Your objective. Entries follow. Return each line that contains the word "placeholder".

━━━ Material for this exercise

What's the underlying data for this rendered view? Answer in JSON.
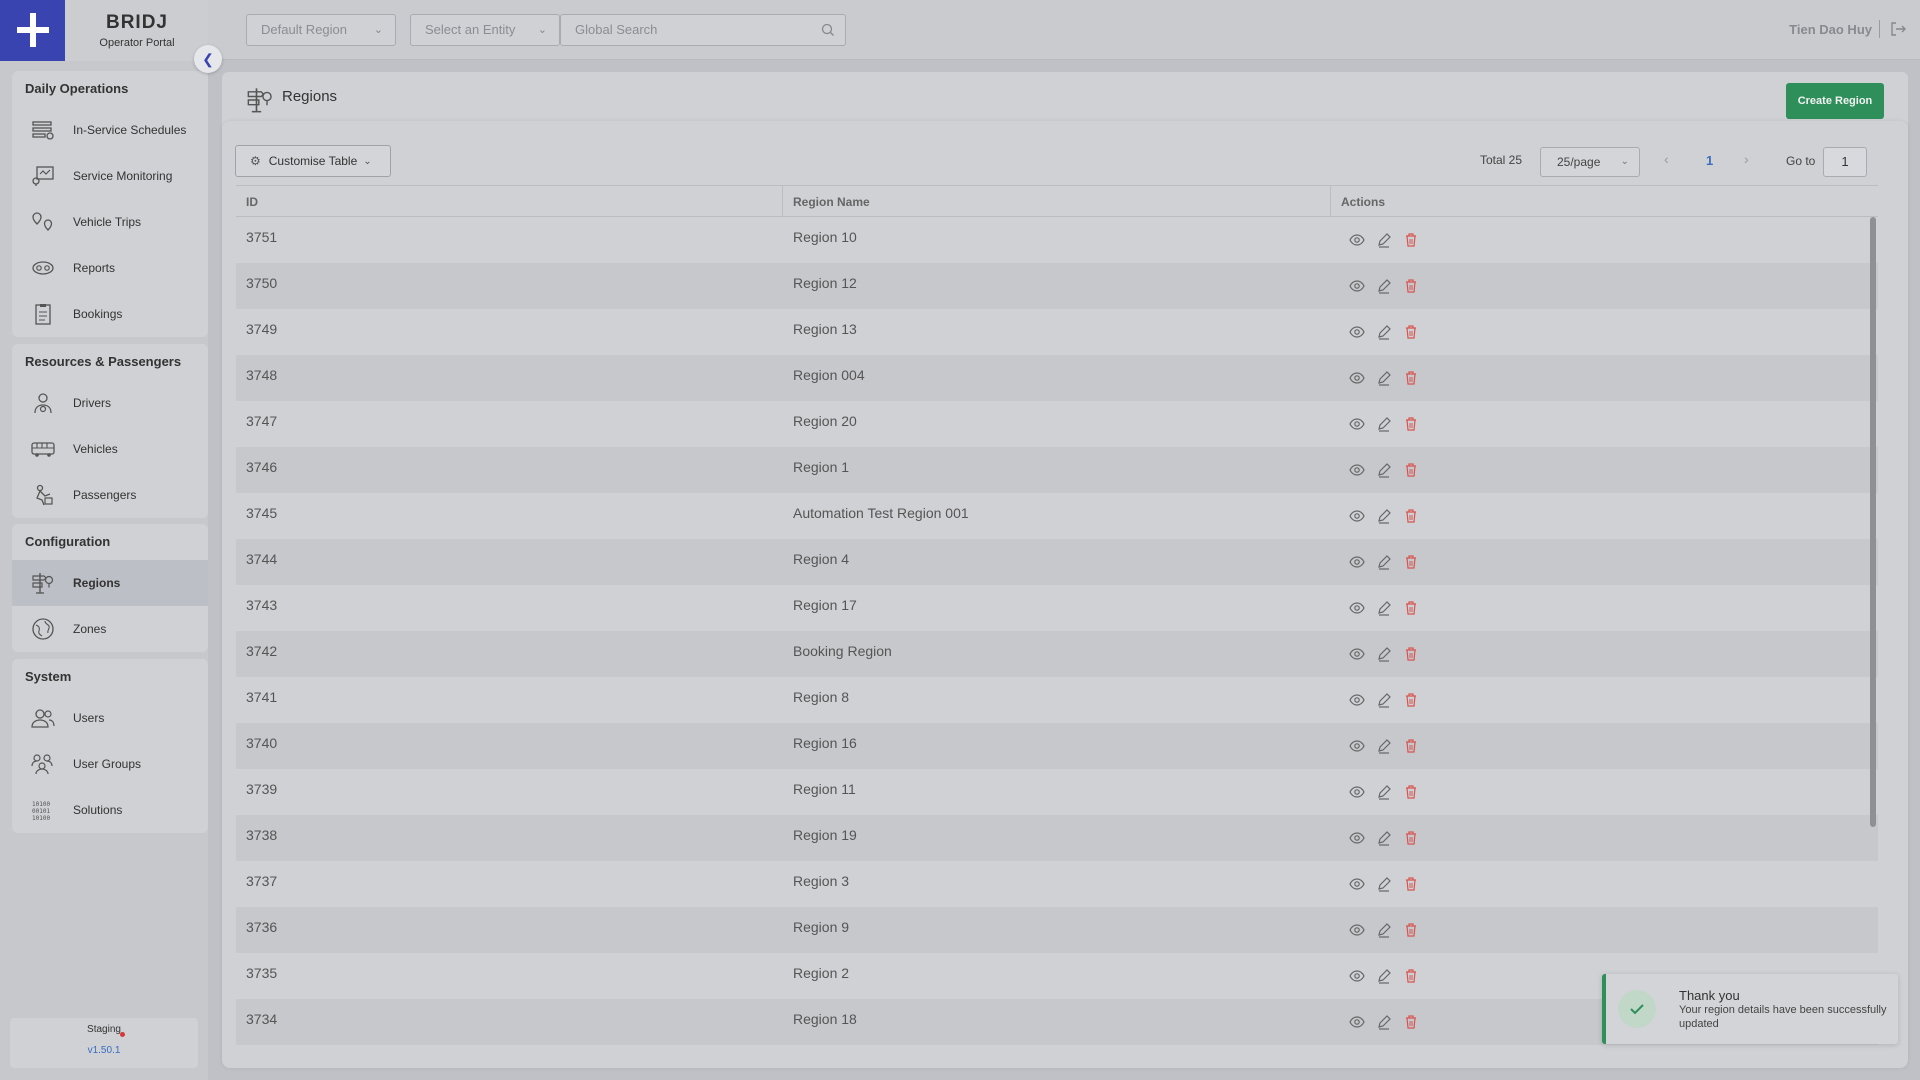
{
  "brand": {
    "name": "BRIDJ",
    "subtitle": "Operator Portal"
  },
  "sidebar": {
    "groups": [
      {
        "title": "Daily Operations",
        "items": [
          {
            "label": "In-Service Schedules",
            "icon": "schedule-icon"
          },
          {
            "label": "Service Monitoring",
            "icon": "monitoring-icon"
          },
          {
            "label": "Vehicle Trips",
            "icon": "trips-pin-icon"
          },
          {
            "label": "Reports",
            "icon": "reports-icon"
          },
          {
            "label": "Bookings",
            "icon": "bookings-clipboard-icon"
          }
        ]
      },
      {
        "title": "Resources & Passengers",
        "items": [
          {
            "label": "Drivers",
            "icon": "driver-icon"
          },
          {
            "label": "Vehicles",
            "icon": "bus-icon"
          },
          {
            "label": "Passengers",
            "icon": "passenger-icon"
          }
        ]
      },
      {
        "title": "Configuration",
        "items": [
          {
            "label": "Regions",
            "icon": "regions-signpost-icon",
            "active": true
          },
          {
            "label": "Zones",
            "icon": "zones-globe-icon"
          }
        ]
      },
      {
        "title": "System",
        "items": [
          {
            "label": "Users",
            "icon": "users-icon"
          },
          {
            "label": "User Groups",
            "icon": "user-groups-icon"
          },
          {
            "label": "Solutions",
            "icon": "binary-solutions-icon"
          }
        ]
      }
    ],
    "environment": {
      "name": "Staging",
      "version": "v1.50.1",
      "dot_color": "#d63838"
    }
  },
  "topbar": {
    "region_select": {
      "placeholder": "Default Region"
    },
    "entity_select": {
      "placeholder": "Select an Entity"
    },
    "search": {
      "placeholder": "Global Search"
    },
    "user_name": "Tien Dao Huy"
  },
  "page": {
    "title": "Regions",
    "create_button": "Create Region",
    "customise_button": "Customise Table"
  },
  "pagination": {
    "total_label": "Total 25",
    "page_size": "25/page",
    "current_page": "1",
    "goto_label": "Go to",
    "goto_value": "1"
  },
  "table": {
    "columns": [
      "ID",
      "Region Name",
      "Actions"
    ],
    "rows": [
      {
        "id": "3751",
        "name": "Region 10"
      },
      {
        "id": "3750",
        "name": "Region 12"
      },
      {
        "id": "3749",
        "name": "Region 13"
      },
      {
        "id": "3748",
        "name": "Region 004"
      },
      {
        "id": "3747",
        "name": "Region 20"
      },
      {
        "id": "3746",
        "name": "Region 1"
      },
      {
        "id": "3745",
        "name": "Automation Test Region 001"
      },
      {
        "id": "3744",
        "name": "Region 4"
      },
      {
        "id": "3743",
        "name": "Region 17"
      },
      {
        "id": "3742",
        "name": "Booking Region"
      },
      {
        "id": "3741",
        "name": "Region 8"
      },
      {
        "id": "3740",
        "name": "Region 16"
      },
      {
        "id": "3739",
        "name": "Region 11"
      },
      {
        "id": "3738",
        "name": "Region 19"
      },
      {
        "id": "3737",
        "name": "Region 3"
      },
      {
        "id": "3736",
        "name": "Region 9"
      },
      {
        "id": "3735",
        "name": "Region 2"
      },
      {
        "id": "3734",
        "name": "Region 18"
      }
    ]
  },
  "toast": {
    "title": "Thank you",
    "message": "Your region details have been successfully updated",
    "accent": "#2e8f5b"
  },
  "colors": {
    "brand": "#3a44b0",
    "primary_button": "#2e8f5b",
    "delete": "#d9534f",
    "link": "#3a6ec0"
  }
}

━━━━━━

Solution to the exercise.
      "placeholder": "Default Region"
      "placeholder": "Select an Entity"
      "placeholder": "Global Search"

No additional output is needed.